The Third Man is the most comprehensive disc in the group, and probably the one most aided by the hi-def transfer. Black and white tends to get muddled at lower definitions as the shades of black blur together and white tends toward gray. The sharpness provided at 1080p is something to behold, and the closest to film you’re likely to see outside of the cinematheque. A pair of commentary tracks—one by Steven Sodebergh and Tony Gilroy, one by film scholar Dana Polan—are crash courses in filmmaking.
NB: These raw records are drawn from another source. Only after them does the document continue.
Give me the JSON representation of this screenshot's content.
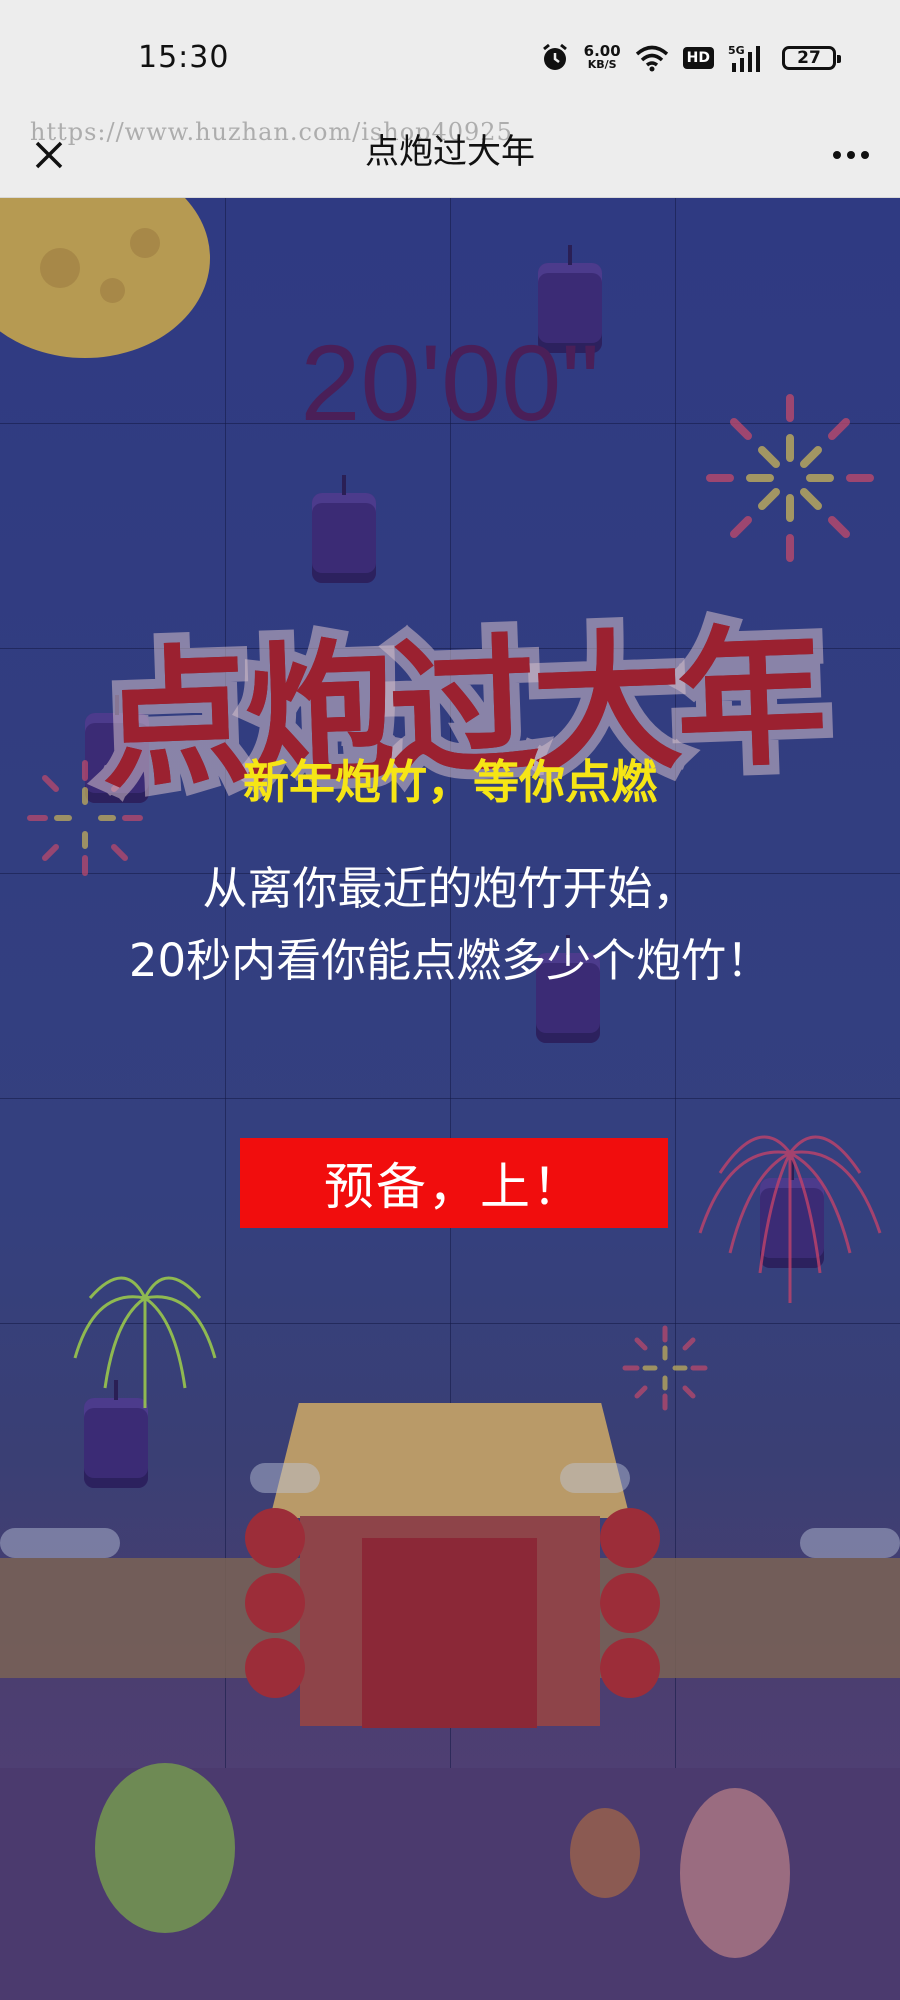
{
  "status_bar": {
    "time": "15:30",
    "net_speed_value": "6.00",
    "net_speed_unit": "KB/S",
    "hd_label": "HD",
    "battery_level": "27"
  },
  "nav": {
    "title": "点炮过大年",
    "watermark": "https://www.huzhan.com/ishop40925"
  },
  "game": {
    "timer": "20'00\"",
    "logo_title": "点炮过大年",
    "subtitle": "新年炮竹，等你点燃",
    "description_lines": [
      "从离你最近的炮竹开始，",
      "20秒内看你能点燃多少个炮竹！"
    ],
    "start_button": "预备，上！"
  },
  "colors": {
    "background": "#2f3a82",
    "subtitle": "#f6e515",
    "button": "#f10d0d",
    "timer": "#4a1f58"
  },
  "icons": {
    "close": "close-icon",
    "more": "more-icon",
    "alarm": "alarm-icon",
    "wifi": "wifi-icon",
    "signal": "signal-icon",
    "battery": "battery-icon"
  }
}
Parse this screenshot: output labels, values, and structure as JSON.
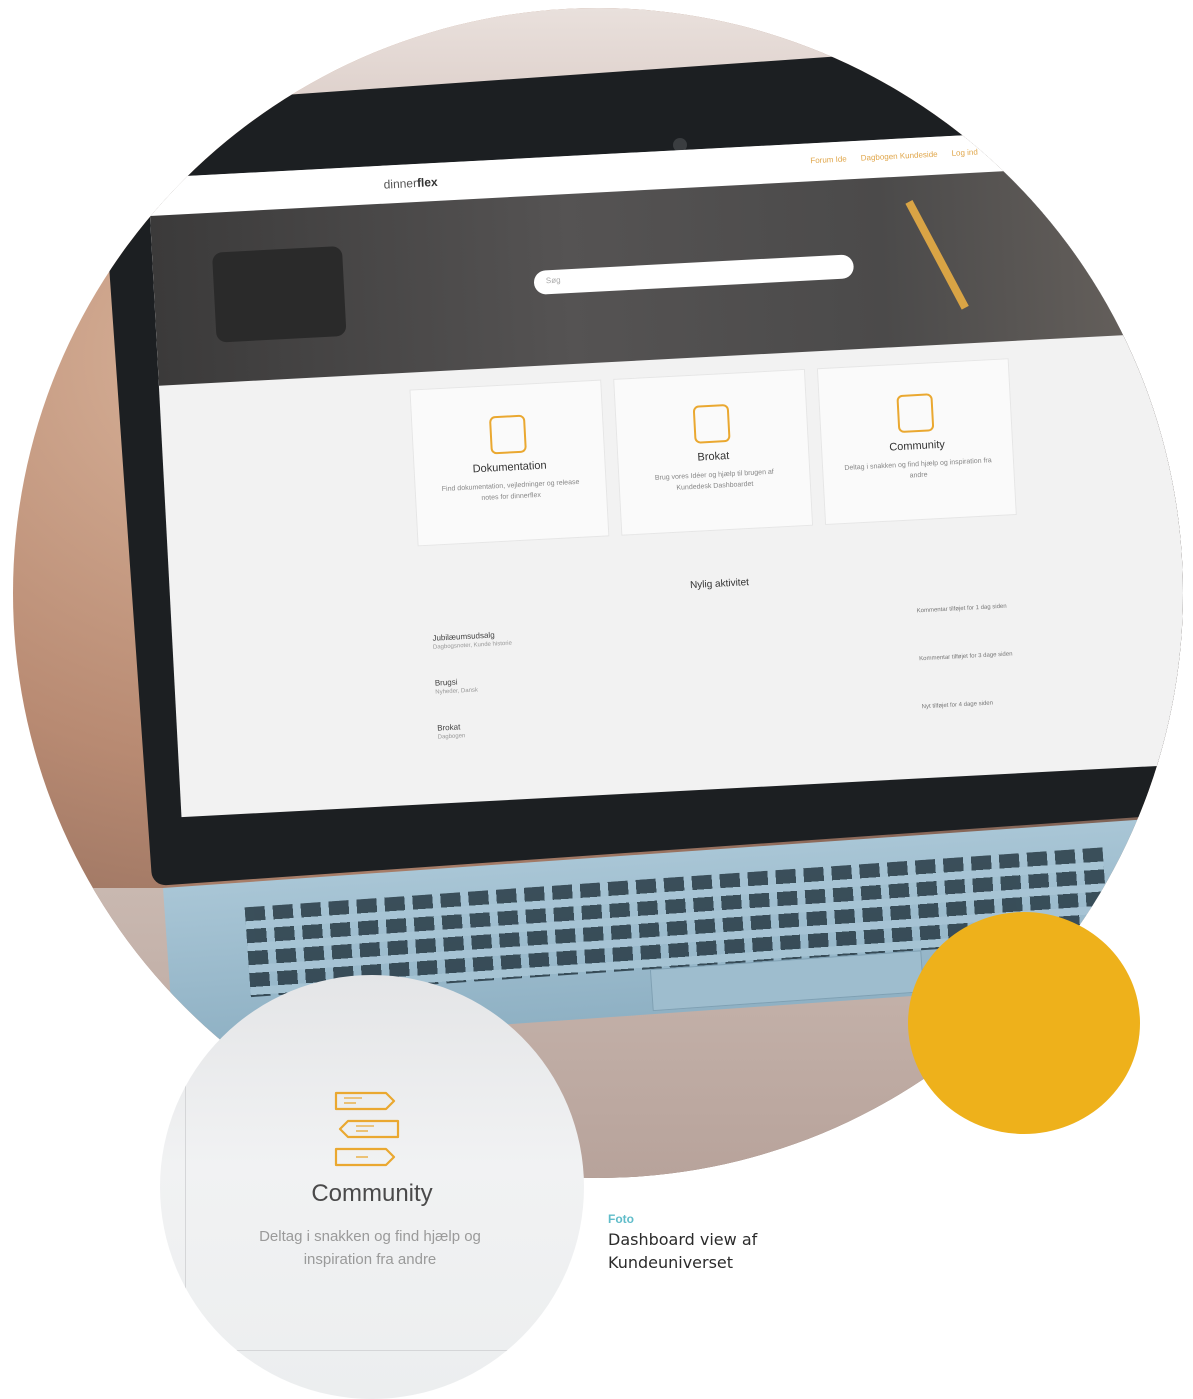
{
  "screen": {
    "logo_light": "dinner",
    "logo_bold": "flex",
    "nav": [
      "Forum Ide",
      "Dagbogen Kundeside",
      "Log ind"
    ],
    "search_placeholder": "Søg",
    "cards": [
      {
        "title": "Dokumentation",
        "desc": "Find dokumentation, vejledninger og release notes for dinnerflex"
      },
      {
        "title": "Brokat",
        "desc": "Brug vores Idéer og hjælp til brugen af Kundedesk Dashboardet"
      },
      {
        "title": "Community",
        "desc": "Deltag i snakken og find hjælp og inspiration fra andre"
      }
    ],
    "activity_title": "Nylig aktivitet",
    "activity_left": [
      {
        "title": "Jubilæumsudsalg",
        "sub": "Dagbogsnoter, Kunde historie"
      },
      {
        "title": "Brugsi",
        "sub": "Nyheder, Dansk"
      },
      {
        "title": "Brokat",
        "sub": "Dagbogen"
      }
    ],
    "activity_right": [
      "Kommentar tilføjet for 1 dag siden",
      "Kommentar tilføjet for 3 dage siden",
      "Nyt tilføjet for 4 dage siden"
    ]
  },
  "zoom": {
    "title": "Community",
    "desc": "Deltag i snakken og find hjælp og inspiration fra andre"
  },
  "caption": {
    "label": "Foto",
    "text": "Dashboard view af Kundeuniverset"
  },
  "colors": {
    "accent_yellow": "#eeb11b",
    "caption_label": "#5fbcc9",
    "icon_orange": "#eaa830"
  }
}
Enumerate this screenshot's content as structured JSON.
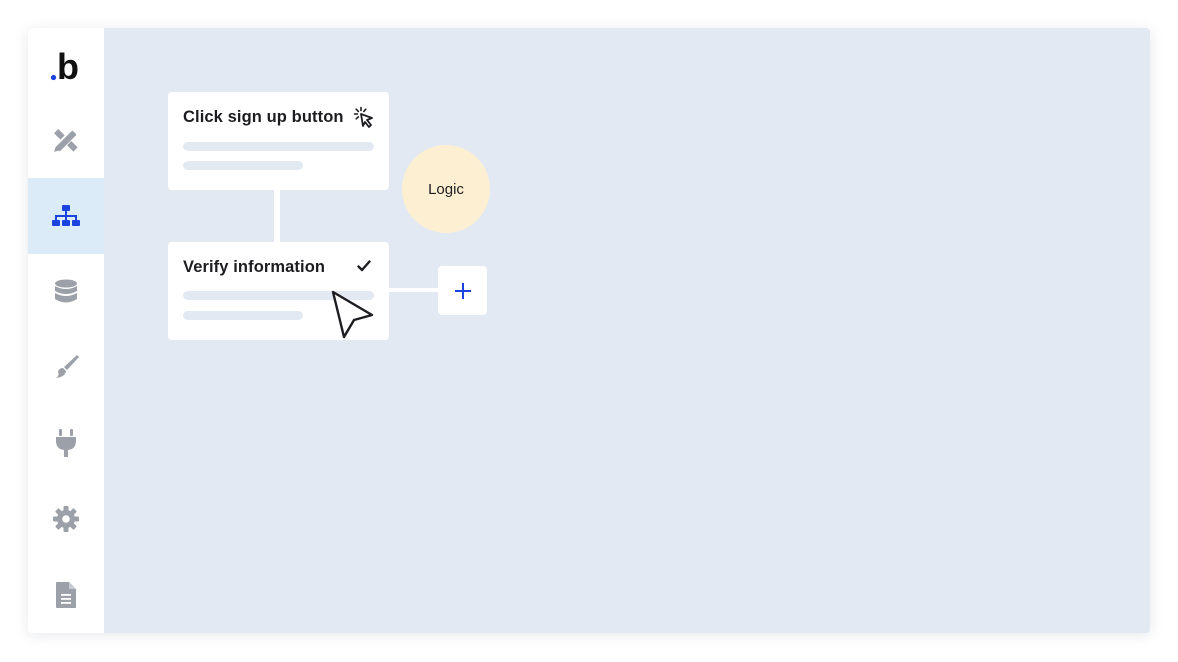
{
  "colors": {
    "brand_blue": "#1B43E0",
    "sidebar_icon_gray": "#9CA0A8",
    "active_bg": "#DCEBF8",
    "canvas_bg": "#E3E9F2",
    "logic_bg": "#FDF0D2"
  },
  "logo": {
    "letter": "b"
  },
  "sidebar": {
    "items": [
      {
        "icon": "design-tools-icon",
        "active": false
      },
      {
        "icon": "workflow-hierarchy-icon",
        "active": true
      },
      {
        "icon": "database-icon",
        "active": false
      },
      {
        "icon": "paintbrush-icon",
        "active": false
      },
      {
        "icon": "plug-icon",
        "active": false
      },
      {
        "icon": "gear-icon",
        "active": false
      },
      {
        "icon": "document-icon",
        "active": false
      }
    ]
  },
  "workflow": {
    "step1": {
      "title": "Click sign up button",
      "icon": "click-cursor-icon"
    },
    "step2": {
      "title": "Verify information",
      "icon": "checkmark-icon"
    },
    "logic": {
      "label": "Logic"
    },
    "add": {
      "symbol": "+"
    }
  }
}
If Mr. Rayns’ commentary was a 200 level course, these are the 100 level equivalents.

Mr. Soderbergh and Mr. Gilroy’s track is especially interesting; in it they discuss basics of screenwriting (how long to wait to reintroduce a “call back” to something from earlier in the film, how to show and not tell, the importance of utilizing film for all its worth instead of authoring little more than a spoken novel) and direction (framing shots, working around a recalcitrant star like Orson Welles). Also included are a handful of documentaries that take a closer look at the movie’s troubled production—the aforementioned Mr. Welles made life as difficult as possible for director Carol Reed, refusing, for example, to work in the sewers of Vienna and forcing the production company to build a lifesize set of the underground passageways in England. If you had to make a choice and was forced to purchase only one of these discs, do yourself a favor and pick up the British Film Institute’s number one film of all time.

The Man Who Fell to Earth is probably the least seen of these films, and this is a welcome rerelease. David Bowie stars as an alien who comes to Earth to find a way to bring water to his homeland; he uses his superior technology to create innovative technologies that turn a massive profit, hoping to use that money to get back to his home planet. The plot is largely secondary, however, to the surreal imagery and Nicolas Roeg’s impressive direction. He, Mr. Bowie, and costar Buck Henry collaborate on a commentary track originally included on the 1992 laserdisc release. Fans of smart sci-fi and experimental cinema (not to mention David Bowie) will find a great deal to enjoy here, and the lusciously shot imagery is more reminiscent of a painter of landscapes than what you typically see in a feature film. Though not for everyone, Mr. Roeg’s feature is must-viewing—at least once.